_YOUR INSTRUCTIONS_: The expected output is the complete listing, copied exactly.

_EXERCISE DATA_:
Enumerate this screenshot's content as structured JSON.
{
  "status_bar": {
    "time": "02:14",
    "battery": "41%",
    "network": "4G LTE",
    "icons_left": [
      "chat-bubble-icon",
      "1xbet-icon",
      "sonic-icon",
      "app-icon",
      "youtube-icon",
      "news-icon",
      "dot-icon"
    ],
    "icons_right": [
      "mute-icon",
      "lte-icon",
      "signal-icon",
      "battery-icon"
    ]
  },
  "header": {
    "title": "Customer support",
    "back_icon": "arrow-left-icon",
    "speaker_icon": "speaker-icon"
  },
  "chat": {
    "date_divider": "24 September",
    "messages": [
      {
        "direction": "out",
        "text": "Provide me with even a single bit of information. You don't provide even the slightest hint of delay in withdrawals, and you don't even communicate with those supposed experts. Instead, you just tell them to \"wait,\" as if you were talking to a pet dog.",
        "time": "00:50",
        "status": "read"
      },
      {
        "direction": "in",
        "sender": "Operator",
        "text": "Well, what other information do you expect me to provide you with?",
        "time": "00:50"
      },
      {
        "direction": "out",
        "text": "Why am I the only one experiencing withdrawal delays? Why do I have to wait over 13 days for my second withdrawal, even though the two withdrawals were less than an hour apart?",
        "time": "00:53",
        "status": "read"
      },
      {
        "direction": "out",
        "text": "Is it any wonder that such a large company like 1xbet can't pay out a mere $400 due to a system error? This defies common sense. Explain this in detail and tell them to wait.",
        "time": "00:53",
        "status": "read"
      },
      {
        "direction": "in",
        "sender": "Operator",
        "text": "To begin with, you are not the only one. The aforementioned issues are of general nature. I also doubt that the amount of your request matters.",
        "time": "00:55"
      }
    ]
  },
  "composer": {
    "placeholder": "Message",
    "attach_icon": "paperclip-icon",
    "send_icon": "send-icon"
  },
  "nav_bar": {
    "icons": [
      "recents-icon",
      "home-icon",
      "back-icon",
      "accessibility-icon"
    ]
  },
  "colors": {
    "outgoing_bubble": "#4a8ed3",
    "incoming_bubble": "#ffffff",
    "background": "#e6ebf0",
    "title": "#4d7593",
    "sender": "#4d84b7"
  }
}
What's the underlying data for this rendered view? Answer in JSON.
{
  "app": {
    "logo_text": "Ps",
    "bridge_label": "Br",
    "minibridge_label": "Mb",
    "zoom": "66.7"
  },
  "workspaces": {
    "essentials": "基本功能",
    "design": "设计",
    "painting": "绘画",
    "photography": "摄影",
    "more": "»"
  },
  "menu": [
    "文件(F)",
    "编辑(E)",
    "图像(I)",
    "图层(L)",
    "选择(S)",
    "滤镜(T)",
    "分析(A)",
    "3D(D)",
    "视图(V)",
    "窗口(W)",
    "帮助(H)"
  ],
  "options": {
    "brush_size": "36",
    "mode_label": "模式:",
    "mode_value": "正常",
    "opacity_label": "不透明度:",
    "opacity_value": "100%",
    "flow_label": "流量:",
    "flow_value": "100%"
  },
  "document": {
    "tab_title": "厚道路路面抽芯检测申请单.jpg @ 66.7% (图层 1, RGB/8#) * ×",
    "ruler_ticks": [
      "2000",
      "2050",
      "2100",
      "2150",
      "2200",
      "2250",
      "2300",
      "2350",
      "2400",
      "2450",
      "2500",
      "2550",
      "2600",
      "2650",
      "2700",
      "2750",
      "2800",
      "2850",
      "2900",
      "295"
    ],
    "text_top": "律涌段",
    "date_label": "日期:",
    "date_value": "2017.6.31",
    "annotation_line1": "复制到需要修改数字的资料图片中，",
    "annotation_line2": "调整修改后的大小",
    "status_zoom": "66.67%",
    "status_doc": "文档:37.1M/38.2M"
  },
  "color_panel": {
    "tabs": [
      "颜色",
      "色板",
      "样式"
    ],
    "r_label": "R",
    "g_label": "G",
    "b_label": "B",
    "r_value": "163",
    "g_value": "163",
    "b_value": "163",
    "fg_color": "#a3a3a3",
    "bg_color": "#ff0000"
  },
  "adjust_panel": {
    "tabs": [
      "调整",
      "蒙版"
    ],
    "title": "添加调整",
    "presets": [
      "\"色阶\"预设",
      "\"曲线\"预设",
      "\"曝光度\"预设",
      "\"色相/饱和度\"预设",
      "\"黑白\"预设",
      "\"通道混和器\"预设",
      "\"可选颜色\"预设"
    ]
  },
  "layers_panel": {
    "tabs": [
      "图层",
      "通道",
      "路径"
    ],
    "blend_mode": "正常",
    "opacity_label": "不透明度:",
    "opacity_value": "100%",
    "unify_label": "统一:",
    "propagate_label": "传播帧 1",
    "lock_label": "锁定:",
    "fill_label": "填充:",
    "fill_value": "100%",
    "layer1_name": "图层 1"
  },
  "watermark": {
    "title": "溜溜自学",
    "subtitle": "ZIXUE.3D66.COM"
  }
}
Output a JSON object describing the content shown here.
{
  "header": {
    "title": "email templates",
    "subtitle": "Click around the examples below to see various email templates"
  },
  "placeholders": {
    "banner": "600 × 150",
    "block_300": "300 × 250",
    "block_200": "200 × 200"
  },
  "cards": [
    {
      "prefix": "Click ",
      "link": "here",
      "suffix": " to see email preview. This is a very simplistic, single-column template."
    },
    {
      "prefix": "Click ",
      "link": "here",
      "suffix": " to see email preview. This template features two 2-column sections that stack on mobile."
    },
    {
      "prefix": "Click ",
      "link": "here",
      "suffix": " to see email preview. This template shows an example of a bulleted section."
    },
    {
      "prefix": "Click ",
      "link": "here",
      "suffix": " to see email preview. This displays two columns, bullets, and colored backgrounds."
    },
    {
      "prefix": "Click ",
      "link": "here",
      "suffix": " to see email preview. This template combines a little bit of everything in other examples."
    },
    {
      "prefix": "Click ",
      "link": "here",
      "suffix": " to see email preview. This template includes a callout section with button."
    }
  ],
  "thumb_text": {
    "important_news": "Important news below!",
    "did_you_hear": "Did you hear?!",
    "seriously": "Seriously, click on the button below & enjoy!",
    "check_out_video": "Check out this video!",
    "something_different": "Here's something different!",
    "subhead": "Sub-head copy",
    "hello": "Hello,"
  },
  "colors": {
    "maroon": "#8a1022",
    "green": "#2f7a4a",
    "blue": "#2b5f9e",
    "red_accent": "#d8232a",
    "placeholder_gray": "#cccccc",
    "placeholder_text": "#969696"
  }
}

_ANSWER AREA_:
Enumerate this screenshot's content as structured JSON.
{
  "status_bar": {
    "time": "02:14",
    "battery": "41%",
    "network": "4G LTE",
    "icons_left": [
      "chat-bubble-icon",
      "1xbet-icon",
      "sonic-icon",
      "app-icon",
      "youtube-icon",
      "news-icon",
      "dot-icon"
    ],
    "icons_right": [
      "mute-icon",
      "lte-icon",
      "signal-icon",
      "battery-icon"
    ]
  },
  "header": {
    "title": "Customer support",
    "back_icon": "arrow-left-icon",
    "speaker_icon": "speaker-icon"
  },
  "chat": {
    "date_divider": "24 September",
    "messages": [
      {
        "direction": "out",
        "text": "Provide me with even a single bit of information. You don't provide even the slightest hint of delay in withdrawals, and you don't even communicate with those supposed experts. Instead, you just tell them to \"wait,\" as if you were talking to a pet dog.",
        "time": "00:50",
        "status": "read"
      },
      {
        "direction": "in",
        "sender": "Operator",
        "text": "Well, what other information do you expect me to provide you with?",
        "time": "00:50"
      },
      {
        "direction": "out",
        "text": "Why am I the only one experiencing withdrawal delays? Why do I have to wait over 13 days for my second withdrawal, even though the two withdrawals were less than an hour apart?",
        "time": "00:53",
        "status": "read"
      },
      {
        "direction": "out",
        "text": "Is it any wonder that such a large company like 1xbet can't pay out a mere $400 due to a system error? This defies common sense. Explain this in detail and tell them to wait.",
        "time": "00:53",
        "status": "read"
      },
      {
        "direction": "in",
        "sender": "Operator",
        "text": "To begin with, you are not the only one. The aforementioned issues are of general nature. I also doubt that the amount of your request matters.",
        "time": "00:55"
      }
    ]
  },
  "composer": {
    "placeholder": "Message",
    "attach_icon": "paperclip-icon",
    "send_icon": "send-icon"
  },
  "nav_bar": {
    "icons": [
      "recents-icon",
      "home-icon",
      "back-icon",
      "accessibility-icon"
    ]
  },
  "colors": {
    "outgoing_bubble": "#4a8ed3",
    "incoming_bubble": "#ffffff",
    "background": "#e6ebf0",
    "title": "#4d7593",
    "sender": "#4d84b7"
  }
}
What's the underlying data for this rendered view? Answer in JSON.
{
  "app": {
    "logo_text": "Ps",
    "bridge_label": "Br",
    "minibridge_label": "Mb",
    "zoom": "66.7"
  },
  "workspaces": {
    "essentials": "基本功能",
    "design": "设计",
    "painting": "绘画",
    "photography": "摄影",
    "more": "»"
  },
  "menu": [
    "文件(F)",
    "编辑(E)",
    "图像(I)",
    "图层(L)",
    "选择(S)",
    "滤镜(T)",
    "分析(A)",
    "3D(D)",
    "视图(V)",
    "窗口(W)",
    "帮助(H)"
  ],
  "options": {
    "brush_size": "36",
    "mode_label": "模式:",
    "mode_value": "正常",
    "opacity_label": "不透明度:",
    "opacity_value": "100%",
    "flow_label": "流量:",
    "flow_value": "100%"
  },
  "document": {
    "tab_title": "厚道路路面抽芯检测申请单.jpg @ 66.7% (图层 1, RGB/8#) * ×",
    "ruler_ticks": [
      "2000",
      "2050",
      "2100",
      "2150",
      "2200",
      "2250",
      "2300",
      "2350",
      "2400",
      "2450",
      "2500",
      "2550",
      "2600",
      "2650",
      "2700",
      "2750",
      "2800",
      "2850",
      "2900",
      "295"
    ],
    "text_top": "律涌段",
    "date_label": "日期:",
    "date_value": "2017.6.31",
    "annotation_line1": "复制到需要修改数字的资料图片中，",
    "annotation_line2": "调整修改后的大小",
    "status_zoom": "66.67%",
    "status_doc": "文档:37.1M/38.2M"
  },
  "color_panel": {
    "tabs": [
      "颜色",
      "色板",
      "样式"
    ],
    "r_label": "R",
    "g_label": "G",
    "b_label": "B",
    "r_value": "163",
    "g_value": "163",
    "b_value": "163",
    "fg_color": "#a3a3a3",
    "bg_color": "#ff0000"
  },
  "adjust_panel": {
    "tabs": [
      "调整",
      "蒙版"
    ],
    "title": "添加调整",
    "presets": [
      "\"色阶\"预设",
      "\"曲线\"预设",
      "\"曝光度\"预设",
      "\"色相/饱和度\"预设",
      "\"黑白\"预设",
      "\"通道混和器\"预设",
      "\"可选颜色\"预设"
    ]
  },
  "layers_panel": {
    "tabs": [
      "图层",
      "通道",
      "路径"
    ],
    "blend_mode": "正常",
    "opacity_label": "不透明度:",
    "opacity_value": "100%",
    "unify_label": "统一:",
    "propagate_label": "传播帧 1",
    "lock_label": "锁定:",
    "fill_label": "填充:",
    "fill_value": "100%",
    "layer1_name": "图层 1"
  },
  "watermark": {
    "title": "溜溜自学",
    "subtitle": "ZIXUE.3D66.COM"
  }
}
Output a JSON object describing the content shown here.
{
  "header": {
    "title": "email templates",
    "subtitle": "Click around the examples below to see various email templates"
  },
  "placeholders": {
    "banner": "600 × 150",
    "block_300": "300 × 250",
    "block_200": "200 × 200"
  },
  "cards": [
    {
      "prefix": "Click ",
      "link": "here",
      "suffix": " to see email preview. This is a very simplistic, single-column template."
    },
    {
      "prefix": "Click ",
      "link": "here",
      "suffix": " to see email preview. This template features two 2-column sections that stack on mobile."
    },
    {
      "prefix": "Click ",
      "link": "here",
      "suffix": " to see email preview. This template shows an example of a bulleted section."
    },
    {
      "prefix": "Click ",
      "link": "here",
      "suffix": " to see email preview. This displays two columns, bullets, and colored backgrounds."
    },
    {
      "prefix": "Click ",
      "link": "here",
      "suffix": " to see email preview. This template combines a little bit of everything in other examples."
    },
    {
      "prefix": "Click ",
      "link": "here",
      "suffix": " to see email preview. This template includes a callout section with button."
    }
  ],
  "thumb_text": {
    "important_news": "Important news below!",
    "did_you_hear": "Did you hear?!",
    "seriously": "Seriously, click on the button below & enjoy!",
    "check_out_video": "Check out this video!",
    "something_different": "Here's something different!",
    "subhead": "Sub-head copy",
    "hello": "Hello,"
  },
  "colors": {
    "maroon": "#8a1022",
    "green": "#2f7a4a",
    "blue": "#2b5f9e",
    "red_accent": "#d8232a",
    "placeholder_gray": "#cccccc",
    "placeholder_text": "#969696"
  }
}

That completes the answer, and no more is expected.